-- Opening Marker --

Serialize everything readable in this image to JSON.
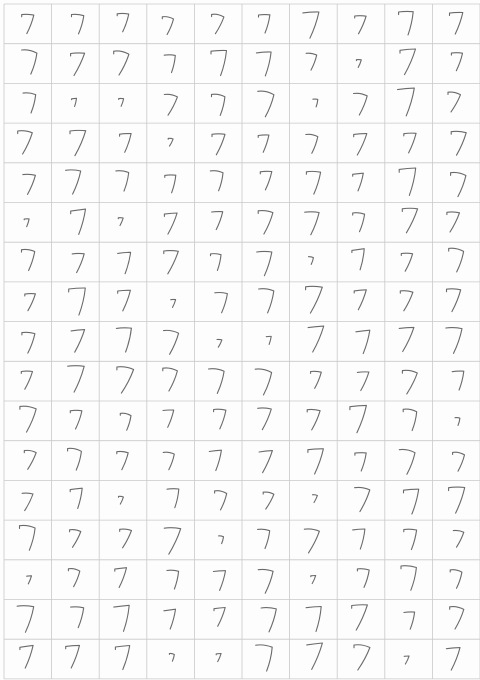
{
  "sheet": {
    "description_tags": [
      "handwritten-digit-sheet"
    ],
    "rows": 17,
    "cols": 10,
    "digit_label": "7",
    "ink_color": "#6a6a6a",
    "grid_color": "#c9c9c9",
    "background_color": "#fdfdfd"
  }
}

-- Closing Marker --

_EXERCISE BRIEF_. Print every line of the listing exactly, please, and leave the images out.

_THE ANSWER_.
Serialize everything readable in this image to JSON.
{
  "sheet": {
    "description_tags": [
      "handwritten-digit-sheet"
    ],
    "rows": 17,
    "cols": 10,
    "digit_label": "7",
    "ink_color": "#6a6a6a",
    "grid_color": "#c9c9c9",
    "background_color": "#fdfdfd"
  }
}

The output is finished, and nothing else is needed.